Dr. Bradway teaches graduate courses related to health care and aging and qualitative empirical nursing research. She mentors graduate students on research, such as a meta-synthesis of the literature on qualitative descriptive methodology, and also involves them in her research.
Selected Career Highlights
American Journal of Nursing Book of the Year Award, Nursing Care of Geriatric Emergencies Norma M. Lang Distinguished Award for Scholarly Practice and Policy, Penn School of Nursing Barbara J. Lowery Doctoral Student Organization Faculty Award
Travers, J.L., D’Arpino, S., Bradway, C., Kim, J.W., Naylor, M.D. (in press). Minority older adults’ access to and use of Programs of All-Inclusive Care for the Elderly. Journal of Aging and Social Policy.
Quigley, B.H., Renz, S.M., & Bradway, C. (epub ahead of print, July 6, 2021). Fall prevention and injury reduction utilizing continuous video monitoring in hospitalized patients: A quality improvement initiative. Journal of Nursing Care Quality.
Tarrbi, E.C., Gramling, R., Bradway, C., & Meghani, S.H. (epub ahead of print, May10, 2021). “If It’s the time, it’s the time”: Existential communication in naturally- occurring palliative care conversations with individuals with advanced cancer, their families, and clinicians. Patient Education and Counseling.

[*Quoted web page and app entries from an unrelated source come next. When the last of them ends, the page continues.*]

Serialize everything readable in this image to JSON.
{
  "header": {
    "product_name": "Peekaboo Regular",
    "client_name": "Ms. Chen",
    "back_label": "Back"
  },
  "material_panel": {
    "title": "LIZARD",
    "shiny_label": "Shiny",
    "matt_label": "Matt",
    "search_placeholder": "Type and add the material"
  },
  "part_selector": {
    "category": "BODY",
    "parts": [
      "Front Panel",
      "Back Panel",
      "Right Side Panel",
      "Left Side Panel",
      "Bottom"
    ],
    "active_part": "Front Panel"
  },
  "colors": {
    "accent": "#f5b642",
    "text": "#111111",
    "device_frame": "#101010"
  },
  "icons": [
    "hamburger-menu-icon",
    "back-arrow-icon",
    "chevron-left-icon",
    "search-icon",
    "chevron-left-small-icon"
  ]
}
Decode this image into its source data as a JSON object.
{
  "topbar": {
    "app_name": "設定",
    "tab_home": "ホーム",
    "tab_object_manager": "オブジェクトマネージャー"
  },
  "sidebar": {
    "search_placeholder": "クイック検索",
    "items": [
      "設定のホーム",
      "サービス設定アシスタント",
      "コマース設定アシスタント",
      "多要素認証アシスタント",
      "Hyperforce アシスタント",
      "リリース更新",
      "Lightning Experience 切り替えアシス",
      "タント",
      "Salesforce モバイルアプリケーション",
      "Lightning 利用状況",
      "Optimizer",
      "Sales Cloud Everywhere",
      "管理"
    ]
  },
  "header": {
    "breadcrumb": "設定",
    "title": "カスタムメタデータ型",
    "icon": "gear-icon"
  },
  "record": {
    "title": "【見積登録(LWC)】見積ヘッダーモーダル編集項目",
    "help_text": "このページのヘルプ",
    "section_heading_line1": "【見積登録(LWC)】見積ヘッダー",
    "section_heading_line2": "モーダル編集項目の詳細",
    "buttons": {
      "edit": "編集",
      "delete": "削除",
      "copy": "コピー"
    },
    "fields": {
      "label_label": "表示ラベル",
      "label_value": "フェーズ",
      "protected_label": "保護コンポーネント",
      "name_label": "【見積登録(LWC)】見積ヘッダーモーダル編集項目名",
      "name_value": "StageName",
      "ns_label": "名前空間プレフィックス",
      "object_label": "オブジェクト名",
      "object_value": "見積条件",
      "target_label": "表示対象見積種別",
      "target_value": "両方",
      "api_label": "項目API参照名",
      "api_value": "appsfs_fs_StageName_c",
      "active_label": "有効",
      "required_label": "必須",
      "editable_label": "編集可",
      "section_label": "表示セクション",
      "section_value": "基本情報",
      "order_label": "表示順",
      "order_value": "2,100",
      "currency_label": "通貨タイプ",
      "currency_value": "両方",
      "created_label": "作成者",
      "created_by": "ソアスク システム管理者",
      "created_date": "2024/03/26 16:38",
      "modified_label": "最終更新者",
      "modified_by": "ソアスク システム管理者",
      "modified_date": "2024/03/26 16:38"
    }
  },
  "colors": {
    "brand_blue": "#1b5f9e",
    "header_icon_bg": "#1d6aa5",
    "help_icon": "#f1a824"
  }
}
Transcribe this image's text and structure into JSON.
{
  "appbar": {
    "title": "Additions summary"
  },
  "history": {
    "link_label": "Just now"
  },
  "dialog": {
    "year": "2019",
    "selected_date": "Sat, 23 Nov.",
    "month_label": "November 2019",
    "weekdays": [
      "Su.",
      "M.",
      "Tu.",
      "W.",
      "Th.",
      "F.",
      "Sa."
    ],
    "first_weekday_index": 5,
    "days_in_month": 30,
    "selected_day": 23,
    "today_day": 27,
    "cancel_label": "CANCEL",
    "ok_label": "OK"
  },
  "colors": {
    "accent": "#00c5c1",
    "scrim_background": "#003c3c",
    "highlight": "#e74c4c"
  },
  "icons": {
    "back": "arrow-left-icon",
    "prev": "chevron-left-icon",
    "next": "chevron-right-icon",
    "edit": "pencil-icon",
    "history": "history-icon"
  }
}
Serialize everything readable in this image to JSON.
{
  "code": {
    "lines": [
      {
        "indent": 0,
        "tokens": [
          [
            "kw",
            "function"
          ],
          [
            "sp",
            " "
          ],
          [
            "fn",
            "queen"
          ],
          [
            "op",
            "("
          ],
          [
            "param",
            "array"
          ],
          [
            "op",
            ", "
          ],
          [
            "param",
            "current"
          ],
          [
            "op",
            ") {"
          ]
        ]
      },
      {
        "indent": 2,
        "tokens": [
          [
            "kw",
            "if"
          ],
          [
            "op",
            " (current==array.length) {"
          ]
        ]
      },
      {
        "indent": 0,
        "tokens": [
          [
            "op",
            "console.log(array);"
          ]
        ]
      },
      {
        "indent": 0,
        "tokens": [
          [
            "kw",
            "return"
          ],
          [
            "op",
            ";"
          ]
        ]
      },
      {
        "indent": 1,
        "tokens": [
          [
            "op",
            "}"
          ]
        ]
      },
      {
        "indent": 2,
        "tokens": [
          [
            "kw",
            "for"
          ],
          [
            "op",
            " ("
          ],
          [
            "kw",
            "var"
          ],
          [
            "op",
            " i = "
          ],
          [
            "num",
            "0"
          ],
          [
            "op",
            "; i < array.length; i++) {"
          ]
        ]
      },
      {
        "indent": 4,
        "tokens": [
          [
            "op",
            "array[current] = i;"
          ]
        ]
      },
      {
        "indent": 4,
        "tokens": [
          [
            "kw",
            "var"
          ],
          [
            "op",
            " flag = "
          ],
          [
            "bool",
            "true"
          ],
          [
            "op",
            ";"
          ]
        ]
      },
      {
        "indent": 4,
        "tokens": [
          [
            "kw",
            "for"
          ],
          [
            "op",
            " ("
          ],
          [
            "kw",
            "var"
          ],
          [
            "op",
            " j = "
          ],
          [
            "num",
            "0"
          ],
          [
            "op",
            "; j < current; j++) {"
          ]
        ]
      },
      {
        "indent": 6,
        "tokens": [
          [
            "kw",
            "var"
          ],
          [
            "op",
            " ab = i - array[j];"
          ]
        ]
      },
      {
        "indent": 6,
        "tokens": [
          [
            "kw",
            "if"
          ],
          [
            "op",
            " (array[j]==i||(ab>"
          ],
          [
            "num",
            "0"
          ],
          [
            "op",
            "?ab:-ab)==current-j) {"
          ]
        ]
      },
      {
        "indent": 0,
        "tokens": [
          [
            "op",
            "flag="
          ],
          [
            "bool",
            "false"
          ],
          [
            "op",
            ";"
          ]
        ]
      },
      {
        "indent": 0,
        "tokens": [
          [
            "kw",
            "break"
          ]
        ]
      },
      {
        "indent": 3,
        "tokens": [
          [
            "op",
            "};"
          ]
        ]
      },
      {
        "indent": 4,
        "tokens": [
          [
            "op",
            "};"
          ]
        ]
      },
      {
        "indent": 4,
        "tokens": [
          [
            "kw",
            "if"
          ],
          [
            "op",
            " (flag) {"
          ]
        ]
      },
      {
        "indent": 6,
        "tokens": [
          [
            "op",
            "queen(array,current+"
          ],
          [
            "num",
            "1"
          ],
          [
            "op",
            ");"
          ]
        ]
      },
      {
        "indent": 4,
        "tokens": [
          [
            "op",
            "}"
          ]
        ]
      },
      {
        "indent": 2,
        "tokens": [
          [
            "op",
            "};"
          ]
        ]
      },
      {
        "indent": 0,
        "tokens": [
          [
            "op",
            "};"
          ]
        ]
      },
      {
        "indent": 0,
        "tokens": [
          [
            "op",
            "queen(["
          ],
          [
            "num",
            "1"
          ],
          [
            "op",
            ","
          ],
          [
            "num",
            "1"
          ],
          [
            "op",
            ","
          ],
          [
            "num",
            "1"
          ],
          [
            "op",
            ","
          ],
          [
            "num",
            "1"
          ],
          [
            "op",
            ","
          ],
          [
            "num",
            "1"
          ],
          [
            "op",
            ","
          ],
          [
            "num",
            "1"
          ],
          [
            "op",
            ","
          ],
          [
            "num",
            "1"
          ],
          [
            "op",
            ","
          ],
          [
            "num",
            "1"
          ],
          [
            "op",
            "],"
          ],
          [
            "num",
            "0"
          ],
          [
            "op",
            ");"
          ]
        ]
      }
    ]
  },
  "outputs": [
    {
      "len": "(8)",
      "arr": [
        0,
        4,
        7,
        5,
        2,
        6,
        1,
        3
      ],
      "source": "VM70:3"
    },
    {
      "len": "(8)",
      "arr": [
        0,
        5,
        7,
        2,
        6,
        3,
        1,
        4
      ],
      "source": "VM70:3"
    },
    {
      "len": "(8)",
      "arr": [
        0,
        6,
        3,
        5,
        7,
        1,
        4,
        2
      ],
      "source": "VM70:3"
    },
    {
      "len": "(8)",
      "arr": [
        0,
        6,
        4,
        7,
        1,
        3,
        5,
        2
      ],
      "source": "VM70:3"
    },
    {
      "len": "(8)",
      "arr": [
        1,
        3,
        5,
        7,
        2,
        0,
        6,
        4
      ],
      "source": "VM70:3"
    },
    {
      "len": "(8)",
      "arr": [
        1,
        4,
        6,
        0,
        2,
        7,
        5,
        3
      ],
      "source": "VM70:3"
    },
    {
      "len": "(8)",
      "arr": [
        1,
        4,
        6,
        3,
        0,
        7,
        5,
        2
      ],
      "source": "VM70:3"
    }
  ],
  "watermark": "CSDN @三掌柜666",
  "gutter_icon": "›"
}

Hoke, L.M., Bradway, C., Trotta, R.L., & Wald., J. (epub ahead of print, Feb 11, 2021). Readmitted heart failure patients are sick, tired, and symptomatic: A qualitative descriptive study from a quaternary academic medical center. The Journal of Cardiovascular Nursing.
Schuldt, R., Felix, H., & Bradway, C.K. (2021; epub ahead of print/Dec 17, 2020). The impact of severe obesity on home health care agency admission: An organizational perspective. Home Health Care Services Quarterly, 40(1), 27-38.
Sefcik, J.S., Bradway, C., & Cacchione, P. (2019; epub ahead of print/May 28, 2019). Transportation of older adults: Common behaviors interfering with safety. Research in Gerontological Nursing, 12(4), 184-192.
Sowicz, T.J., Sefcik, J.S., Teng, H.L., Irani, E., Kelly, T-A., & Bradway, C. (2019; epub ahead of print, Aug 1, 2019). The use of closing questions in qualitative research: Results of a web-based survey. Nursing Research, 68(6), E8-12.
Bradway, C., Cotter, V.T., Darrah, N.J., Gibbs, V. D., Hadley, D., Kim, E.H., LaMarra, D., Packel, L., & Westcott, A.M. (2018). An interprofessional education simulation workshop: Health professions learning palliative care communication. Journal of Nursing Education, 57(8), 493-497.
Pauly, M.V., Hirschman, K.B., Hanlon, A.L., Huang, L., Bowles, K.H., Bradway, C., McCauley, K. & Naylor, M.D. (2018). Cost impact of the transitional care model for hospitalized cognitively impaired older adults. Journal of Comparative effectiveness Research, 7, 913-922.
Kim, E., Gellis, Z.D., Bradway, C., & Kenaley, B. (2019; epub ahead of print, Nov 24, 2018). Depression care services and telehealth technology use for homebound elderly in the United States. Aging and Mental Health, 23, 1164-1173.